[RECORDS PROVIDED]

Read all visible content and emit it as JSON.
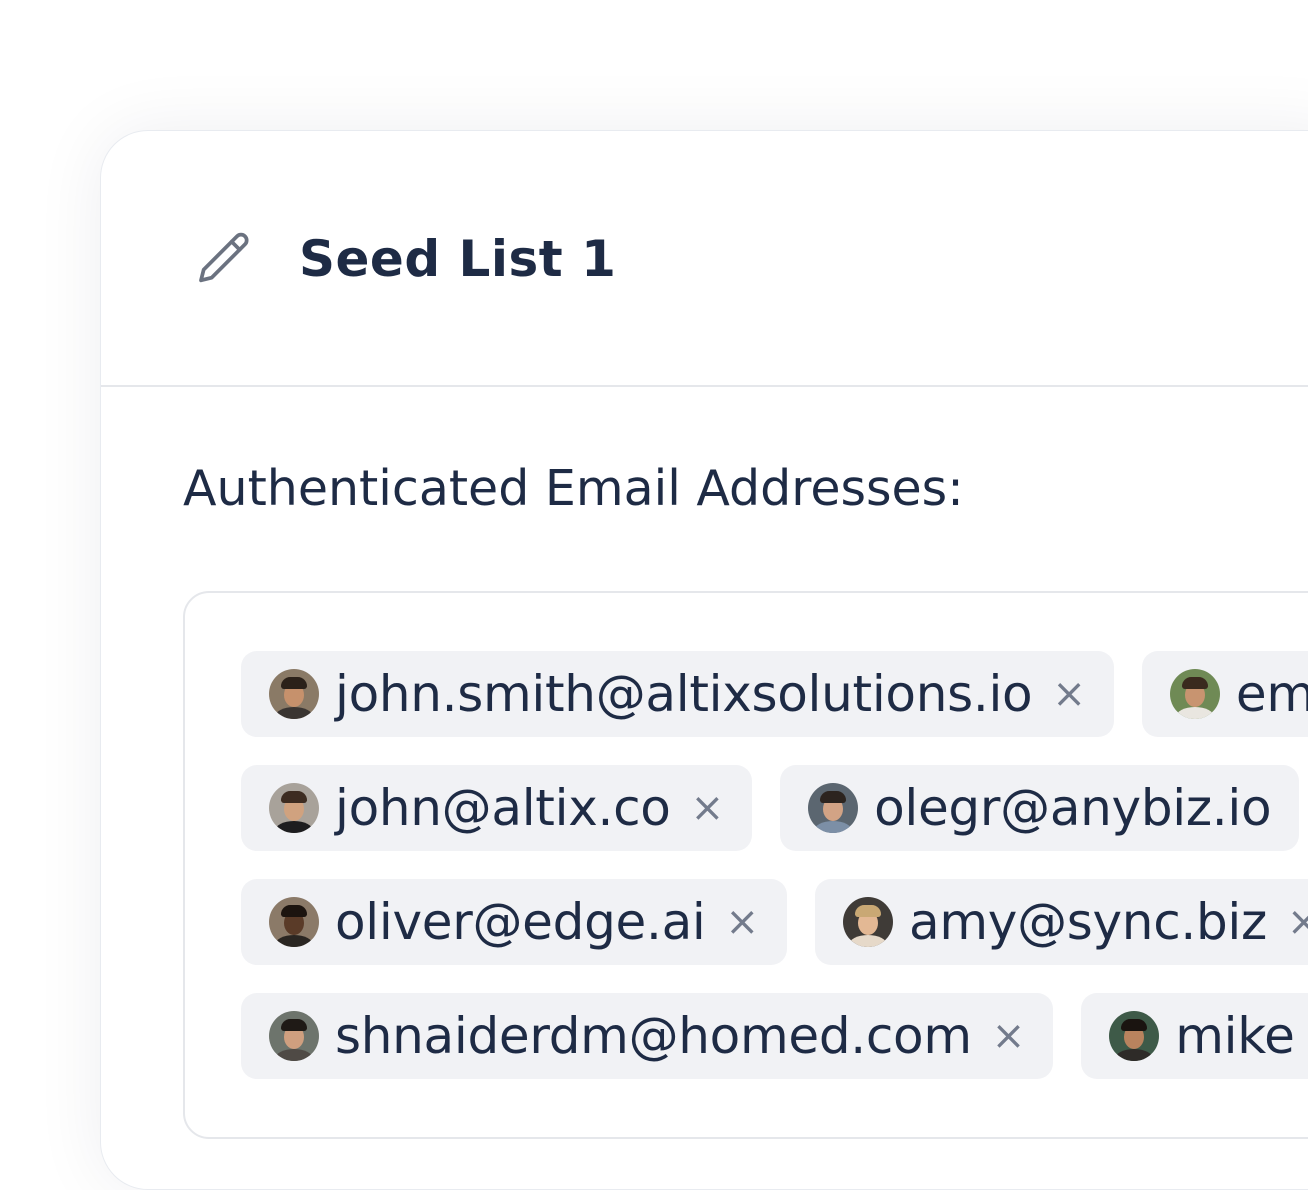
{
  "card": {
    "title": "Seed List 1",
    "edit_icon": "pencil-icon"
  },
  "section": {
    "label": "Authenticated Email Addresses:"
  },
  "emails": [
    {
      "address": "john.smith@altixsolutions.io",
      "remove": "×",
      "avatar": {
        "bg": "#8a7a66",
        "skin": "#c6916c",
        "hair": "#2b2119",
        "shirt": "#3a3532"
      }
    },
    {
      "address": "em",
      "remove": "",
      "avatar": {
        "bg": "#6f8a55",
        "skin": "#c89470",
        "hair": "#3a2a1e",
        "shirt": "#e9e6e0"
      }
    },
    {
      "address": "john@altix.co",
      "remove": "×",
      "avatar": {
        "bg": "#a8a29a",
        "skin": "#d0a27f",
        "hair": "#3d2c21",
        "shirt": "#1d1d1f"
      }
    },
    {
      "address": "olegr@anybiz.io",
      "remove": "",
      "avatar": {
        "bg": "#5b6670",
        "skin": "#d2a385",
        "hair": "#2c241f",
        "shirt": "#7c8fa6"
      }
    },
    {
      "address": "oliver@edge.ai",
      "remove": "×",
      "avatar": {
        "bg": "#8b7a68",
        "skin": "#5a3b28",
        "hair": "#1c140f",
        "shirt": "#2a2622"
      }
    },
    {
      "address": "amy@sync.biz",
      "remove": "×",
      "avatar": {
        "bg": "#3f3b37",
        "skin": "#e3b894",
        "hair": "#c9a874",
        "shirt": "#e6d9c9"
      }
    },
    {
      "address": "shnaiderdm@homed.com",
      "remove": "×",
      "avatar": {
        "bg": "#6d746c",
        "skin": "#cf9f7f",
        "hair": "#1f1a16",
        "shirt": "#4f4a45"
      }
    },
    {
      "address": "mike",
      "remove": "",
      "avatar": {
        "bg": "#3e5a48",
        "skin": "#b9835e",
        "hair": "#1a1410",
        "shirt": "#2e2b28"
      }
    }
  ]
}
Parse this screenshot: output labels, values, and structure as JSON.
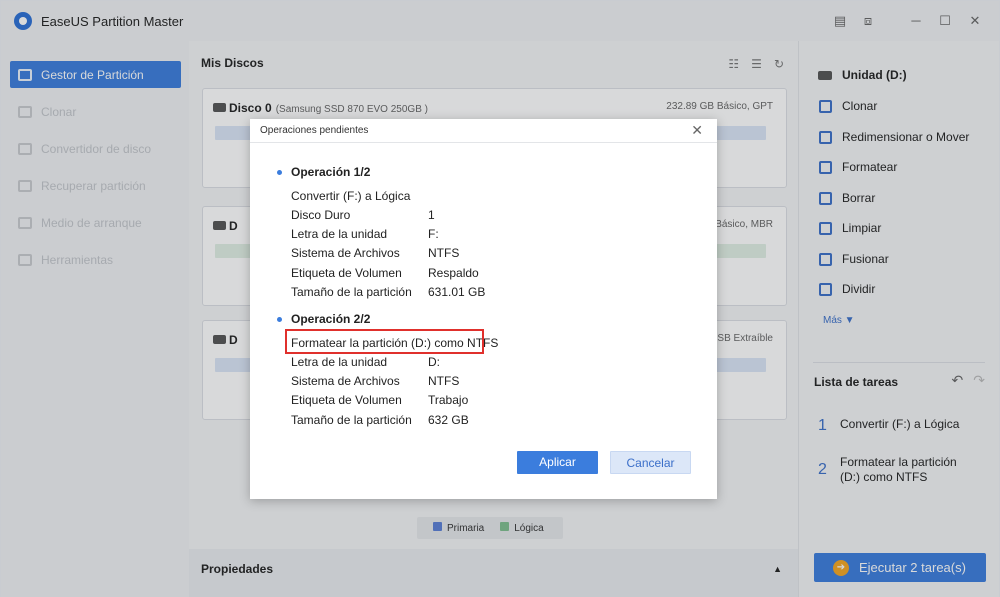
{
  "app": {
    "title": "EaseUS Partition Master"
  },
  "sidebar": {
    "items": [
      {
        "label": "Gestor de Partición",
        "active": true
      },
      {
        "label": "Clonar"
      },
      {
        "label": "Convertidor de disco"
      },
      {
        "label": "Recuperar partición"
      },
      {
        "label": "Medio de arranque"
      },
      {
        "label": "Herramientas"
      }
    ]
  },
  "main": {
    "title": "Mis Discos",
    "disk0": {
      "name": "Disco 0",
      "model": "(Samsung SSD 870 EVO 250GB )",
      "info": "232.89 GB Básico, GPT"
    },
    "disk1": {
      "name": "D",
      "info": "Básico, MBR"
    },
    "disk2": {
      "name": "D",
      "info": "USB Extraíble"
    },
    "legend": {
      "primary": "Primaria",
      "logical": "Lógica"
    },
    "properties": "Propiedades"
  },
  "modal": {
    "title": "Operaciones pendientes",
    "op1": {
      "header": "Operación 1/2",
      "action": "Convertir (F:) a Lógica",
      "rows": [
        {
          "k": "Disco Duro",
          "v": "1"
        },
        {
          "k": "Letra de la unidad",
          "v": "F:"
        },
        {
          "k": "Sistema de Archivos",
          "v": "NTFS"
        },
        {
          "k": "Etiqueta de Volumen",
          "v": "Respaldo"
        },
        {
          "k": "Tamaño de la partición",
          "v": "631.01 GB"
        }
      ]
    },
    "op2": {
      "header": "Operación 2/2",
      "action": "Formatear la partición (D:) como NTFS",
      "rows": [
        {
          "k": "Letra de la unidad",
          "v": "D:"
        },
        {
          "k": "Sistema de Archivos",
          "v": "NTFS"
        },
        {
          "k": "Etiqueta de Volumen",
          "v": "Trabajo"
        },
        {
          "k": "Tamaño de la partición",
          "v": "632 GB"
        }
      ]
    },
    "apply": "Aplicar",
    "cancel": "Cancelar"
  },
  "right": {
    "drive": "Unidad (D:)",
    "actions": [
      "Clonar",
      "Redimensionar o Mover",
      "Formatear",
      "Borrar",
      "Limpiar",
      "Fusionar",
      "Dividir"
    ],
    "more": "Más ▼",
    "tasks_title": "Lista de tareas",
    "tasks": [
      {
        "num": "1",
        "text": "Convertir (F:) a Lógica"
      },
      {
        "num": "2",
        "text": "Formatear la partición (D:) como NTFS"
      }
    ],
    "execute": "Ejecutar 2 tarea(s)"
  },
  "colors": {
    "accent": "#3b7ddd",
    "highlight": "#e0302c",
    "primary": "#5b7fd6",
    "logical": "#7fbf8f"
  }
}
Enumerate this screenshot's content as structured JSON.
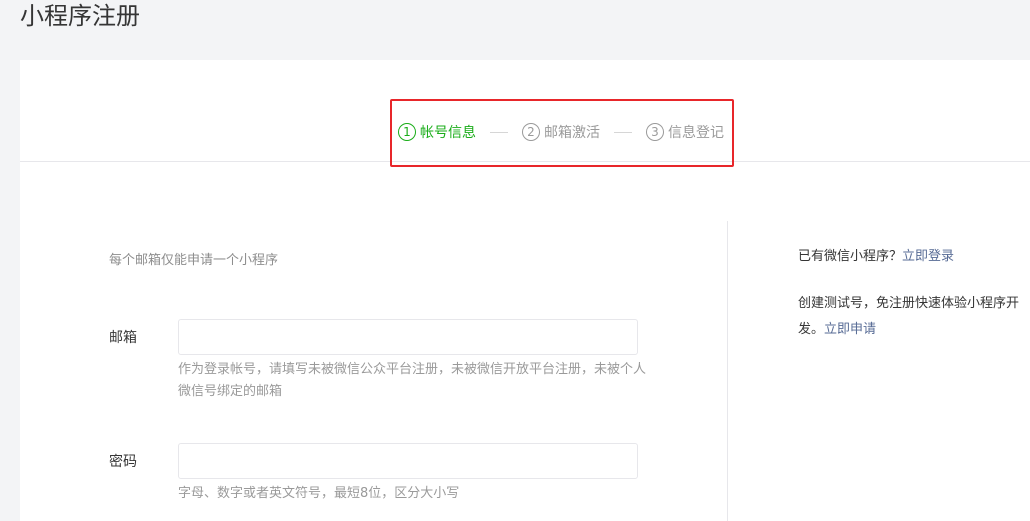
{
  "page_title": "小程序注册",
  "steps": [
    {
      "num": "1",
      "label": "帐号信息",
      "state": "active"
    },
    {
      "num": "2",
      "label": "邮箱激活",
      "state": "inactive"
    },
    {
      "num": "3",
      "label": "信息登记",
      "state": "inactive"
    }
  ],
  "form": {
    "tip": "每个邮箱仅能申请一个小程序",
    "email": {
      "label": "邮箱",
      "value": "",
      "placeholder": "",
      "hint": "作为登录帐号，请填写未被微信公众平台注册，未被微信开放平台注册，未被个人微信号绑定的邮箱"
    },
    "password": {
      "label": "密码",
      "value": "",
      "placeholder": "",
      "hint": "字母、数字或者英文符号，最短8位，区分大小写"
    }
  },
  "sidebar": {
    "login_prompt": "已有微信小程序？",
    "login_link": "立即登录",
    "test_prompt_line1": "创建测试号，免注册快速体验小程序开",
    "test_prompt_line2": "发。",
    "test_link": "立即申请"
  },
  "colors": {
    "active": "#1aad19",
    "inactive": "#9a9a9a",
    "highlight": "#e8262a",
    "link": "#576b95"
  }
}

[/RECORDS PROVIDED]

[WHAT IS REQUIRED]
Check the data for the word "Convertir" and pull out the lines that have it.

[SOLUTION TO THE EXERCISE]
      "action": "Convertir (F:) a Lógica",
        "text": "Convertir (F:) a Lógica"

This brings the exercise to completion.